* [WHAT TO WORK ON]: Reproduce each entry exactly.

(TASK MATERIAL begins)

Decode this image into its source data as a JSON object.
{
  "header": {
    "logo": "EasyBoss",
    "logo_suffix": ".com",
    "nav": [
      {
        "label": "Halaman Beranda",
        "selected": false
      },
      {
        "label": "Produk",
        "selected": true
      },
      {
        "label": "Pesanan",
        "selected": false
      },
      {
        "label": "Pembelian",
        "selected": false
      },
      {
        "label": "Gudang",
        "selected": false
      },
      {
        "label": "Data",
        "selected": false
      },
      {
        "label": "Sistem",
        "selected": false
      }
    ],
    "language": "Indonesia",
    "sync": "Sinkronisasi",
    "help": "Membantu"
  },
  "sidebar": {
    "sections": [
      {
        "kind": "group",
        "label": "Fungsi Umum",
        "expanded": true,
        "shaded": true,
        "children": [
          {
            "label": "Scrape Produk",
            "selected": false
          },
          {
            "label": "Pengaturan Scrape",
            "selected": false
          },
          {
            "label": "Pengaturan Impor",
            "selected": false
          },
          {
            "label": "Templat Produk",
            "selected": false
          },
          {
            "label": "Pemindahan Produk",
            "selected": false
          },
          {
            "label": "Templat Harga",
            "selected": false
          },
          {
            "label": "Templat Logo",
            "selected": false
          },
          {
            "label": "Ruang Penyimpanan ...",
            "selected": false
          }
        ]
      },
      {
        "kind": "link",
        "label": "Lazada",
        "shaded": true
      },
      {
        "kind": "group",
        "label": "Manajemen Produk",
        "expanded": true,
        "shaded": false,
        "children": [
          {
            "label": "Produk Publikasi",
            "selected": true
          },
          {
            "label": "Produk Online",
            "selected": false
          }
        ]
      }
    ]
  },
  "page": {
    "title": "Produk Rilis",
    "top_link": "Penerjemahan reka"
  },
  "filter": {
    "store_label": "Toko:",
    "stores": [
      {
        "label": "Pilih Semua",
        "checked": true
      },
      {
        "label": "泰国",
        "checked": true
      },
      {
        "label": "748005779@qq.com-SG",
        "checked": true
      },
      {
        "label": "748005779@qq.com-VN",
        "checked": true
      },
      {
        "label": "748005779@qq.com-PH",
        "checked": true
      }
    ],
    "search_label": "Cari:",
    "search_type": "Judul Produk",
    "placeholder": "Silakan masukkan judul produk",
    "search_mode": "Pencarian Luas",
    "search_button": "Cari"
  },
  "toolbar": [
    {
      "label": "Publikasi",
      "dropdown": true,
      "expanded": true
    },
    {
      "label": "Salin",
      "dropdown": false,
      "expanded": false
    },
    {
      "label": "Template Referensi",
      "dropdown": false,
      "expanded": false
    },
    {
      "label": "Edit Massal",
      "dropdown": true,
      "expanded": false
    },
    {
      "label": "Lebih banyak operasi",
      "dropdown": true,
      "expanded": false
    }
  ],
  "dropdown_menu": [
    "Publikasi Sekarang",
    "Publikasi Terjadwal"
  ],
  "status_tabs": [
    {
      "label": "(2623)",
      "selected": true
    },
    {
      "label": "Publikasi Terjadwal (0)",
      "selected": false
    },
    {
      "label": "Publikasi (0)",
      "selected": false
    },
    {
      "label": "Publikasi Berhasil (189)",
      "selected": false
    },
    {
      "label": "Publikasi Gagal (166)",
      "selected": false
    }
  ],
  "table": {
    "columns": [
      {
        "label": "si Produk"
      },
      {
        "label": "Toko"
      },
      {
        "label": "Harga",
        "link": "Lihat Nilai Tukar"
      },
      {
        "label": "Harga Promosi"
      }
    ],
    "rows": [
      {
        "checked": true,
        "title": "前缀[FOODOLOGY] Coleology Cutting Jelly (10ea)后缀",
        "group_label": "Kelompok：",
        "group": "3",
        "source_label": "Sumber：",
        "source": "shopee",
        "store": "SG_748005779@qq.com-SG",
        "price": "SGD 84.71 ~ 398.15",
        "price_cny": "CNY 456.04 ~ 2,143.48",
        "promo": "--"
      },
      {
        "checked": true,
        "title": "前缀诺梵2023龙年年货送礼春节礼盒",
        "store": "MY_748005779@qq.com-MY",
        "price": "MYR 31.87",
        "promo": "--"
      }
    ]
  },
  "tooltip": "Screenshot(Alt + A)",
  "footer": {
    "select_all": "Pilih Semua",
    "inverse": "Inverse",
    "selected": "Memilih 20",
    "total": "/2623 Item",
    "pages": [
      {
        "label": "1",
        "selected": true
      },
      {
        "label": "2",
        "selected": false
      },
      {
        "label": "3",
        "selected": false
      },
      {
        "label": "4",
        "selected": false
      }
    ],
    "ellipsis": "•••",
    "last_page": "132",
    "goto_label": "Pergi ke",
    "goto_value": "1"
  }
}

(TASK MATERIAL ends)

* [EXERCISE SOLUTION]:
Decode this image into its source data as a JSON object.
{
  "header": {
    "logo": "EasyBoss",
    "logo_suffix": ".com",
    "nav": [
      {
        "label": "Halaman Beranda",
        "selected": false
      },
      {
        "label": "Produk",
        "selected": true
      },
      {
        "label": "Pesanan",
        "selected": false
      },
      {
        "label": "Pembelian",
        "selected": false
      },
      {
        "label": "Gudang",
        "selected": false
      },
      {
        "label": "Data",
        "selected": false
      },
      {
        "label": "Sistem",
        "selected": false
      }
    ],
    "language": "Indonesia",
    "sync": "Sinkronisasi",
    "help": "Membantu"
  },
  "sidebar": {
    "sections": [
      {
        "kind": "group",
        "label": "Fungsi Umum",
        "expanded": true,
        "shaded": true,
        "children": [
          {
            "label": "Scrape Produk",
            "selected": false
          },
          {
            "label": "Pengaturan Scrape",
            "selected": false
          },
          {
            "label": "Pengaturan Impor",
            "selected": false
          },
          {
            "label": "Templat Produk",
            "selected": false
          },
          {
            "label": "Pemindahan Produk",
            "selected": false
          },
          {
            "label": "Templat Harga",
            "selected": false
          },
          {
            "label": "Templat Logo",
            "selected": false
          },
          {
            "label": "Ruang Penyimpanan ...",
            "selected": false
          }
        ]
      },
      {
        "kind": "link",
        "label": "Lazada",
        "shaded": true
      },
      {
        "kind": "group",
        "label": "Manajemen Produk",
        "expanded": true,
        "shaded": false,
        "children": [
          {
            "label": "Produk Publikasi",
            "selected": true
          },
          {
            "label": "Produk Online",
            "selected": false
          }
        ]
      }
    ]
  },
  "page": {
    "title": "Produk Rilis",
    "top_link": "Penerjemahan reka"
  },
  "filter": {
    "store_label": "Toko:",
    "stores": [
      {
        "label": "Pilih Semua",
        "checked": true
      },
      {
        "label": "泰国",
        "checked": true
      },
      {
        "label": "748005779@qq.com-SG",
        "checked": true
      },
      {
        "label": "748005779@qq.com-VN",
        "checked": true
      },
      {
        "label": "748005779@qq.com-PH",
        "checked": true
      }
    ],
    "search_label": "Cari:",
    "search_type": "Judul Produk",
    "placeholder": "Silakan masukkan judul produk",
    "search_mode": "Pencarian Luas",
    "search_button": "Cari"
  },
  "toolbar": [
    {
      "label": "Publikasi",
      "dropdown": true,
      "expanded": true
    },
    {
      "label": "Salin",
      "dropdown": false,
      "expanded": false
    },
    {
      "label": "Template Referensi",
      "dropdown": false,
      "expanded": false
    },
    {
      "label": "Edit Massal",
      "dropdown": true,
      "expanded": false
    },
    {
      "label": "Lebih banyak operasi",
      "dropdown": true,
      "expanded": false
    }
  ],
  "dropdown_menu": [
    "Publikasi Sekarang",
    "Publikasi Terjadwal"
  ],
  "status_tabs": [
    {
      "label": "(2623)",
      "selected": true
    },
    {
      "label": "Publikasi Terjadwal (0)",
      "selected": false
    },
    {
      "label": "Publikasi (0)",
      "selected": false
    },
    {
      "label": "Publikasi Berhasil (189)",
      "selected": false
    },
    {
      "label": "Publikasi Gagal (166)",
      "selected": false
    }
  ],
  "table": {
    "columns": [
      {
        "label": "si Produk"
      },
      {
        "label": "Toko"
      },
      {
        "label": "Harga",
        "link": "Lihat Nilai Tukar"
      },
      {
        "label": "Harga Promosi"
      }
    ],
    "rows": [
      {
        "checked": true,
        "title": "前缀[FOODOLOGY] Coleology Cutting Jelly (10ea)后缀",
        "group_label": "Kelompok：",
        "group": "3",
        "source_label": "Sumber：",
        "source": "shopee",
        "store": "SG_748005779@qq.com-SG",
        "price": "SGD 84.71 ~ 398.15",
        "price_cny": "CNY 456.04 ~ 2,143.48",
        "promo": "--"
      },
      {
        "checked": true,
        "title": "前缀诺梵2023龙年年货送礼春节礼盒",
        "store": "MY_748005779@qq.com-MY",
        "price": "MYR 31.87",
        "promo": "--"
      }
    ]
  },
  "tooltip": "Screenshot(Alt + A)",
  "footer": {
    "select_all": "Pilih Semua",
    "inverse": "Inverse",
    "selected": "Memilih 20",
    "total": "/2623 Item",
    "pages": [
      {
        "label": "1",
        "selected": true
      },
      {
        "label": "2",
        "selected": false
      },
      {
        "label": "3",
        "selected": false
      },
      {
        "label": "4",
        "selected": false
      }
    ],
    "ellipsis": "•••",
    "last_page": "132",
    "goto_label": "Pergi ke",
    "goto_value": "1"
  }
}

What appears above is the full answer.